◆ WHAT NEEDS TO BE DONE
In the records below, count the lines that have "title" and answer with the number alone.

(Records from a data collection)
***

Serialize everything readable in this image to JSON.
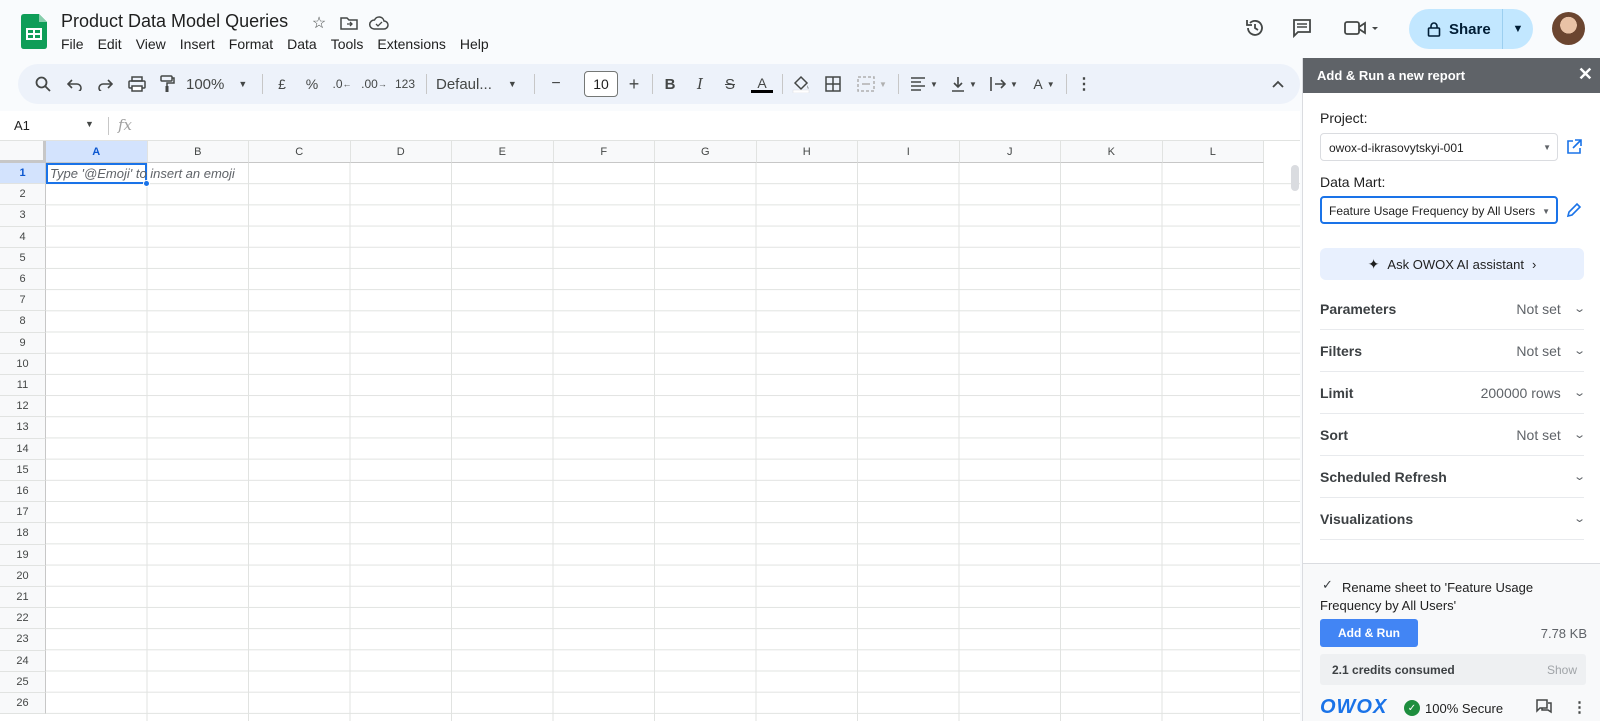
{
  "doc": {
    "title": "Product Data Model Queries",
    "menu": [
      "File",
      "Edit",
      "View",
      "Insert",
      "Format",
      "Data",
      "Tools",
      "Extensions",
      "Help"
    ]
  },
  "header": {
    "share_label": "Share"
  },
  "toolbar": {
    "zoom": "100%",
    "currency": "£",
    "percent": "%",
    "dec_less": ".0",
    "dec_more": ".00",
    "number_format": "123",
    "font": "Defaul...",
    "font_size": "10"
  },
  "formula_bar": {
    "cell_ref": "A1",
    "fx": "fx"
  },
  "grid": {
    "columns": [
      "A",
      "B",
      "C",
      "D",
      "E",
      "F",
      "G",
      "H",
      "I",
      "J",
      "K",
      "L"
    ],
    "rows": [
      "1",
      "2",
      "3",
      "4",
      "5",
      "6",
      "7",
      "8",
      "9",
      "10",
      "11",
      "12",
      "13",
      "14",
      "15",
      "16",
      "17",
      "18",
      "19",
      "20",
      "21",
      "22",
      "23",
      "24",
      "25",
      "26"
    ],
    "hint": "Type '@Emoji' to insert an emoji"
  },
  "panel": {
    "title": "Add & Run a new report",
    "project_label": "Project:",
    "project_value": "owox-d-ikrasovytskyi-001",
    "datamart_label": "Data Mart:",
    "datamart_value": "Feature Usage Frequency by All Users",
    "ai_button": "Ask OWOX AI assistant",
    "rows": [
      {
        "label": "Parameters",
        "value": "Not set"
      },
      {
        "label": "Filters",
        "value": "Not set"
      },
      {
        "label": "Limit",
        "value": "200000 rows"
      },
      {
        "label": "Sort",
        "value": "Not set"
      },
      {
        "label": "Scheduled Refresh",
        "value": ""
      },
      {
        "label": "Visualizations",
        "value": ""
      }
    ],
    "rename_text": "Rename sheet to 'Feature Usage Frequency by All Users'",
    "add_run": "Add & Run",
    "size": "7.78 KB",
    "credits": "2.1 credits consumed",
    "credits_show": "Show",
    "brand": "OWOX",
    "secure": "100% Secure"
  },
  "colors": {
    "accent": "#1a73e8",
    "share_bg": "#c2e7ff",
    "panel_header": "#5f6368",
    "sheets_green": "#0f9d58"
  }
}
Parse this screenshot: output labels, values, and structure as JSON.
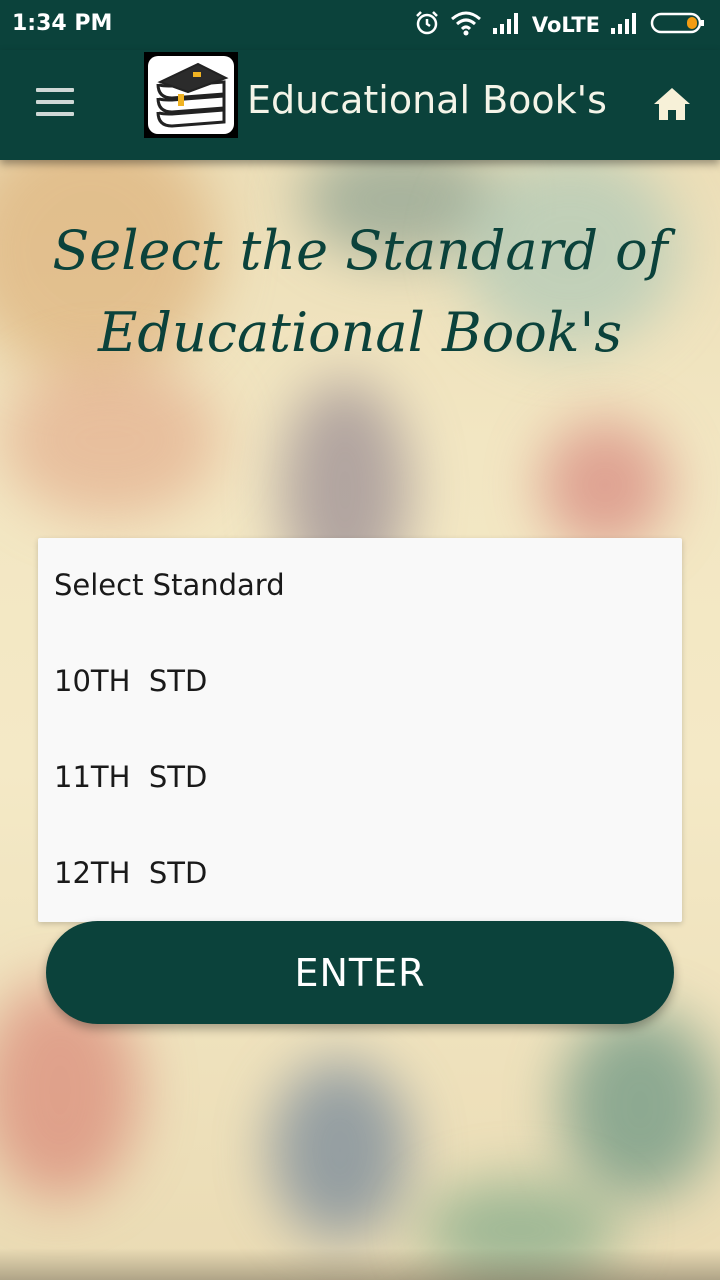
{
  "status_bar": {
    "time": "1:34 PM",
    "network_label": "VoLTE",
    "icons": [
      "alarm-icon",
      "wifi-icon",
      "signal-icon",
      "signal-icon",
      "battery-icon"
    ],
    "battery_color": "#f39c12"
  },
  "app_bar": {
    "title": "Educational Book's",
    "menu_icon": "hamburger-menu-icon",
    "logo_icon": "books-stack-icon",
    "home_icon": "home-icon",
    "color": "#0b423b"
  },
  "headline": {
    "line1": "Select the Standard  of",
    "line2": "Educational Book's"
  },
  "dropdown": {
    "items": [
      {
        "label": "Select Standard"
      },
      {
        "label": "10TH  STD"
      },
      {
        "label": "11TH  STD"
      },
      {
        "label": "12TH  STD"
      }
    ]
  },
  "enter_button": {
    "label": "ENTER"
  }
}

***

◆ SOLVED EXERCISE
3